STLFPC Spotlight on Lucas Signorelli of Metro Market
I work for the St. Louis MetroMarket which is part of the grocery/retail section of the food system. The MetroMarket bus is a City Transit bus converted into a mobile health food store. The purpose of the bus is to bring healthy, cheap, locally sourced vegetables and fruits to neighborhoods in North St. Louis City and North St. Louis County that are food deserts. The bus stops at 10266 West Florissant Ave in Dellwood from 3:00-6:00 pm on Fridays and at the intersection of Jefferson and Cass in the Jeff VanderLou Neighborhood from 10:00-1:00 pm on Saturday morning. We are a non-profit organization and most of the money we get, we get from grants and other non-profits in St. Louis. Therefore we can subsidize food for our members and sell food at cost, without marking it up. Our main suppliers of food in St. Louis are Good Life Growing and Urban Harvest STL. These organizations grow produce for us and donate it. Lots of the fruits and vegetables that we sell, we get from local farms here in the St. Louis region. We love these relationships. However, the reality is that you can’t grow some of the food that our customers want, like lemons or grapes, year round in St. Louis. The market bus is utilized, even though its only its second year. It was possible that people wouldn’t come. What inspires us to keep working is that it the bus actually is used. There is demand for health food and fruits and vegetables that has built up over time.
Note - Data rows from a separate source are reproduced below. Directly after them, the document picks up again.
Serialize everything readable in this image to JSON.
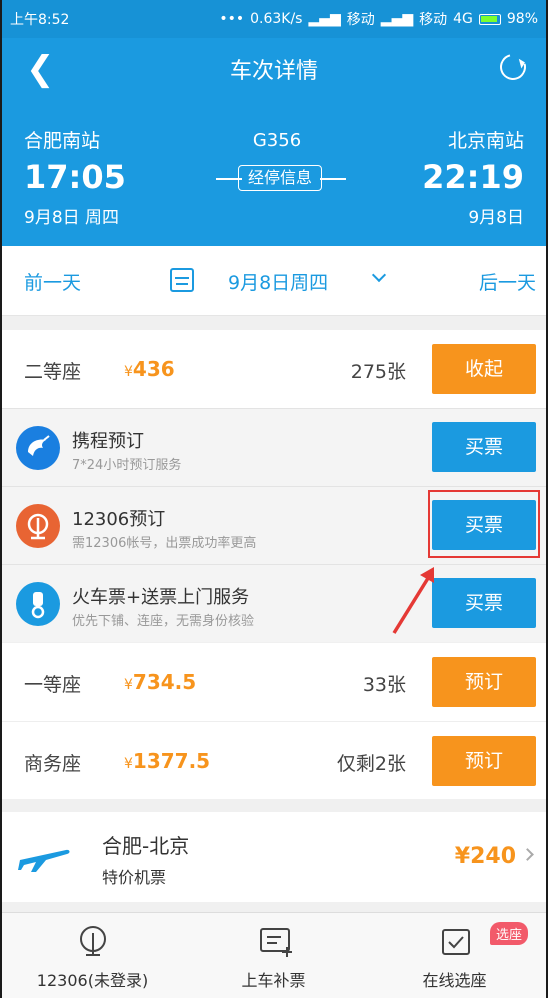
{
  "status": {
    "time": "上午8:52",
    "net_speed": "0.63K/s",
    "carrier1": "移动",
    "carrier2": "移动",
    "network": "4G",
    "battery": "98%"
  },
  "header": {
    "title": "车次详情"
  },
  "trip": {
    "from_station": "合肥南站",
    "depart_time": "17:05",
    "depart_date": "9月8日 周四",
    "train_no": "G356",
    "stops_label": "经停信息",
    "to_station": "北京南站",
    "arrive_time": "22:19",
    "arrive_date": "9月8日"
  },
  "daybar": {
    "prev": "前一天",
    "date": "9月8日周四",
    "next": "后一天"
  },
  "seats": [
    {
      "name": "二等座",
      "price": "436",
      "count": "275张",
      "action": "收起"
    },
    {
      "name": "一等座",
      "price": "734.5",
      "count": "33张",
      "action": "预订"
    },
    {
      "name": "商务座",
      "price": "1377.5",
      "count": "仅剩2张",
      "action": "预订"
    }
  ],
  "currency": "¥",
  "channels": [
    {
      "title": "携程预订",
      "desc": "7*24小时预订服务",
      "action": "买票",
      "color": "#1a7fe0"
    },
    {
      "title": "12306预订",
      "desc": "需12306帐号，出票成功率更高",
      "action": "买票",
      "color": "#e86433"
    },
    {
      "title": "火车票+送票上门服务",
      "desc": "优先下铺、连座，无需身份核验",
      "action": "买票",
      "color": "#1b9ae0"
    }
  ],
  "flight": {
    "route": "合肥-北京",
    "label": "特价机票",
    "price": "¥240"
  },
  "tabs": [
    {
      "label": "12306(未登录)"
    },
    {
      "label": "上车补票"
    },
    {
      "label": "在线选座",
      "badge": "选座"
    }
  ]
}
What other organizations in STL does your organization work with on food issues?
We work with so many other organizations. There is such a good community of organizations and people that care about food issues in St. Louis. Operation Food Search is the most important organization that we work with. They store our bus and lets us use an office. They also provide healthy cooking demonstrations on site. The Fit and Food Connection handles all of the extra produce that we cannot sell. Fit and Food Connection takes our unbought produce, converts it into healthy meals and then delivers the meals to low income community members. The Sun Cafe, a non-profit social enterprise, in Hyde Park (north St. Louis), that employee people from neighborhood, supplies us with ready to eat items like snacks and desserts.
Any projects in the works?
This year we are expanding, from two spot to three spots. We are adding a spot in the North City. Our primary goal is to expand. We would like to double the number of our stops in order to double our access to food deserts. There are two other project, currently in idea and research. We have a second bus ready if we ever get to a point where we are ready to get a second bus online. We might be ready in 2018 or more realistically 2019.
We are in the research phase of seeing if we can start a Metro Market brand of grocery products. These products would have the Metro Market brand and logo and we would sell them online and at Schnucks and Lucky’s. Having a product to sell in the marketplace is a great way to fund a non-profit mission and provides a more sustainable business model. We are currently looking at healthy snacks that are easy to shelf such as veggie chips or apple chips.
Where do you see the future of STL’s food system?
What we like to think about is, what is the opposite of a food desert? What does St. Louis as a food oasis look like? A food oasis would have a lot more farms and food producers in the St. Louis region. There would be more growing food indoors and growing food in unused areas through rooftop gardening, warehouse and aquaponics. Farms would be are producing all different types of food, not just corn, soy and cattle. This is not an improbable goal. St. Louis is in a great location for agriculture and the city has a lot of vacant land (1 in 5 spaces in St. Louis is vacant) making it ideal for urban agriculture.
We need a more diversified selection of grocery store options. One grocery store for all needs doesn’t work in low income area. We need more stores selling and providing food in the neighborhood in which they exist. We don’t just need supermarkets, we could also use neighborhood scale food co-operative. We also need better food delivery infrastructure. Recently, Amazon bought Whole Foods. That would be amazing in the future if you could get Schnucks or Whole Foods delivered to your door.
What do you do outside of your job that supports the local food system?
My front yard is a garden. I grow my own vegetables at house and I grow food with my neighbors. I support the local food movement in St. Louis by regularly going to the Tower Grove Farmers Market, or City Greens Market. Food tastes better when it is grown locally!